Good Times and Bum Times Made These Theater Veterans Even Stronger

Good Times and Bum Times Made These Theater Veterans Even | ltc-a

When the songwriter Bob Merrill told her about his new musical, “Henry, Sweet Henry,” she flew back to New York to audition. That 1967 production’s choreographer asked if she would like to be a swing. “I had no idea what a swing was,” Lopez said. “I thought a swing was, like, you sit on a swing.” (She and Daniele hooted in unison.)

“Henry, Sweet Henry” turned out to be another flop, but that choreographer was none other than Michael Bennett. A few years later, Lopez would be one of the dancers whose stories formed the backbone of his classic show “A Chorus Line.” She originated the role of Diana, who sings “What I Did for Love” and “Nothing” — the latter drawing from Lopez’s time at the High School of Performing Arts in Manhattan.

It’s to those formative years that, once again, Lopez reaches back when asked who her boosters were. First was her mother, who said that young Priscilla had worked too hard to get into the elite school and should not quit. Another early supporter was her acting teacher Vinnette Carroll. “As horrible as Mister Karp was, that’s how wonderful she was,” Lopez said, referring to the teacher who makes memorable running appearances in “Nothing.”

Bennett played a key role in Daniele’s life as well. He spotted her dancing in “Promises, Promises” in 1968, and took her under his wing. He incorporated some of her suggestions in “Coco” the following year, and made her one of his assistants in “Follies” (1971). She also played the young Vanessa in that production, but her increased responsibilities did not interfere with her impish humor. One of her dance partners, Steven Boockvor, was driving her up the wall with his jokes, so she decided to strike back in the “Loveland” number. “We were looking at each other closely for a long time,” Daniele said, “and one day I went …” She lets a string of spittle dangle from her lips. “Michael said, ‘What are you doing?’ I said, ‘I’m sorry, I had a problem in my mouth and I was drooling.’”

In the 1970s, Lopez and Daniele participated in “The Milliken Breakfast Show,” a series of industrial musicals bolstered by the likes of Ann Miller, Robert Morse, Gwen Verdon and … Michael Bennett.
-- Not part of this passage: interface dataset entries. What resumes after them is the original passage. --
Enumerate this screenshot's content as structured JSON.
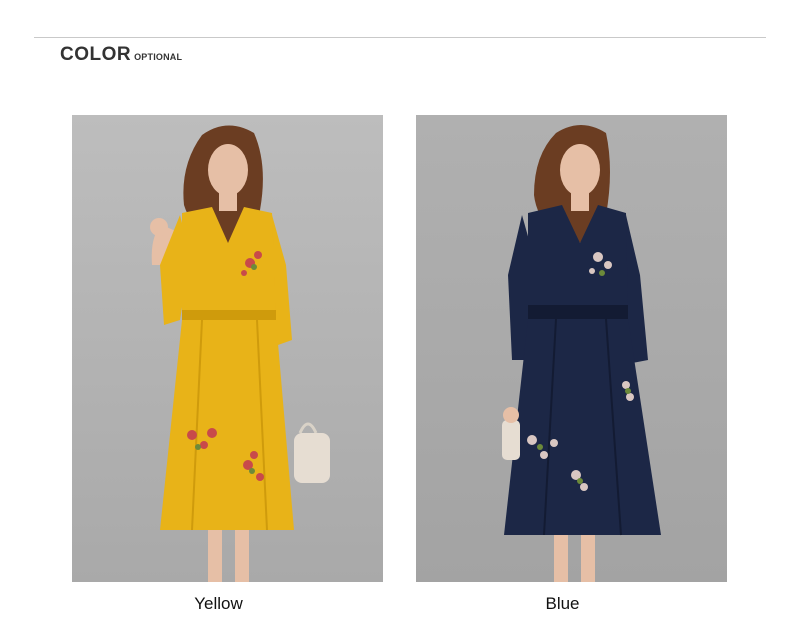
{
  "header": {
    "title": "COLOR",
    "subtitle": "OPTIONAL"
  },
  "products": [
    {
      "label": "Yellow",
      "dress_color": "#e8b318",
      "dress_shade": "#cf9b0c",
      "background": "#b7b7b7"
    },
    {
      "label": "Blue",
      "dress_color": "#1c2746",
      "dress_shade": "#131b33",
      "background": "#ababab"
    }
  ],
  "colors": {
    "skin": "#e6bfa6",
    "hair": "#6b3d22",
    "bag": "#e6ddd2",
    "embroidery": "#c84a4a",
    "leaf": "#6c8a3a"
  }
}
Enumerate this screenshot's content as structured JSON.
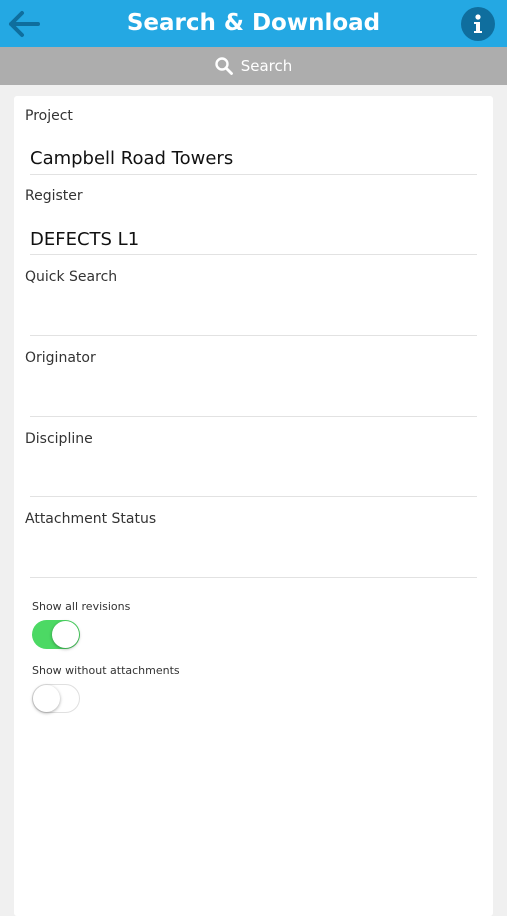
{
  "header": {
    "title": "Search & Download",
    "back_icon": "arrow-left-icon",
    "info_icon": "info-icon",
    "color": "#24a8e3"
  },
  "search_bar": {
    "label": "Search",
    "icon": "search-icon"
  },
  "form": {
    "project": {
      "label": "Project",
      "value": "Campbell Road Towers"
    },
    "register": {
      "label": "Register",
      "value": "DEFECTS L1"
    },
    "quick_search": {
      "label": "Quick Search",
      "value": ""
    },
    "originator": {
      "label": "Originator",
      "value": ""
    },
    "discipline": {
      "label": "Discipline",
      "value": ""
    },
    "attachment_status": {
      "label": "Attachment Status",
      "value": ""
    }
  },
  "toggles": {
    "show_all_revisions": {
      "label": "Show all revisions",
      "on": true,
      "color": "#4cd964"
    },
    "show_without_attachments": {
      "label": "Show without attachments",
      "on": false
    }
  }
}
One year, Lopez was Chita Rivera’s understudy. “It was a run-through and she had some appointment or something,” Lopez said. “Michael said, ‘Priscilla, get up here. Do it!’ I went [to a jaunty tune] bump-bump-bump-bump.”